The jury is out on whether Southeast Asian regulators will write dedicated regulations for fintech. There may be a good argument for such dedicated regulations, given the peculiar needs of fintech start-ups for a proportionate approach – a sliding scale of regulations depending on the risk profile of the start-up.

Whether or not dedicated fintech regulations are introduced, we will see a flurry of regulatory activities in Southeast Asia as regulators start addressing gaps in their regulatory frameworks, or updating various pieces of legislation to keep pace with the demands of innovation.

Regulatory development is really not an option for regulators, but a necessary step to foster consumer confidence and maintain the good standing and reputation of their respective markets.

While regulations can increase the cost and complexity of doing business, fintech players should perhaps see regulations as assets – after all, they promote consumer confidence, and protect the longer-term interests of a fintech platform.

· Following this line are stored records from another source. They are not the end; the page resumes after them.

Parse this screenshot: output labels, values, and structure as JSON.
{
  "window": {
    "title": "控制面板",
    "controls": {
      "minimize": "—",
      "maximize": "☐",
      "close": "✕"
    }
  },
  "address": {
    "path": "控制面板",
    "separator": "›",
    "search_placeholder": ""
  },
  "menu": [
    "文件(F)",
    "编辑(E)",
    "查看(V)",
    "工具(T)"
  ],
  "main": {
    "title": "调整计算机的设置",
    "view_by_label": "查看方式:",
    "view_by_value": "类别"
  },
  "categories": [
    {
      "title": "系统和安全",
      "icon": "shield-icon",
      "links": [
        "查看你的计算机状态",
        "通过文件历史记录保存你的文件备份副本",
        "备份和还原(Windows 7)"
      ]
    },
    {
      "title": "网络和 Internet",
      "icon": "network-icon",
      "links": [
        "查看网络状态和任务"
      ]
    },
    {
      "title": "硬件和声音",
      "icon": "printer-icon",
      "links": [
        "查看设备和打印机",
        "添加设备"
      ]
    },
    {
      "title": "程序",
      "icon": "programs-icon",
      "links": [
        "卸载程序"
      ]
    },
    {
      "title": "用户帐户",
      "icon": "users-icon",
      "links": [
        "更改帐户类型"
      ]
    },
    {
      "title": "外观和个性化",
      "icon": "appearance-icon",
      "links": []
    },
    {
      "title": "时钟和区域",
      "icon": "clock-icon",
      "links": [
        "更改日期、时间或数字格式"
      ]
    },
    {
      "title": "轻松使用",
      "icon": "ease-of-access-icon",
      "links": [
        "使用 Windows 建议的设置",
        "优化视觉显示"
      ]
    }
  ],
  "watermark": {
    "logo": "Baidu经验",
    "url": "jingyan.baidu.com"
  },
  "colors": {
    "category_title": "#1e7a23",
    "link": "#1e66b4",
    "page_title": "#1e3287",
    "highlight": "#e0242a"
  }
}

Importantly, they also introduce a barrier to entry to potential competitors.


  First published by our sister publication IFLR magazine. Take your free trial today.


Nizam Ismail
RHTLaw Taylor Wessing

About the author
Nizam Ismail is a partner of RHTLaw Taylor Wessing under its banking and finance and corporate practice. He also is a co-founder of RHT Compliance Solutions, a dedicated financial services compliance consultancy/solutions provider. He has 20 years of experience and expertise in financial services regulatory compliance and litigation.

He was executive director and head of compliance for Southeast Asia in Morgan Stanley Singapore. Ismail was also formerly senior vice president and head of compliance for Southeast Asia at Lehman Brothers Singapore, Executive director (legal and compliance) in Nomura Singapore and senior legal counsel of Citigroup (corporate and investment bank). Ismail's area of compliance coverage included markets, investment banking, corporate banking, private banking and asset management. Ismail's product coverage included fixed income, equities, commodities, currency, rates, derivatives, futures, structured deposits.

Ismail spent six years as a regulator at the Monetary Authority of Singapore (MAS), where he was deputy director and head of the Market Conduct Policy Division. There, Ismail worked on various policy reviews relating to the capital markets, including various policy reviews leading to the enactment of the Securities and Futures Act, the Financial Advisers Act, Trust Companies Act and the Business Trust Act. Ismail also conducted a review on the application of competition law on financial services.

The policy reviews that Ismail oversaw at MAS included: revamp of regulatory framework on markets/recognised market operators, dual currency investments, credit card solitication rules, disclosure requirements for investment products, rationalisation of wholesale/retail investors, extra-territorial application, regulation of traded life/endowment policies, civil penalty regime for market misconduct, review of insider trading, licensing and business conduct issues, policies behind regulation capital markets intermediaries, and implementation of recommendations of Corporate Law and Regulatory Framework Committee (CLRFC).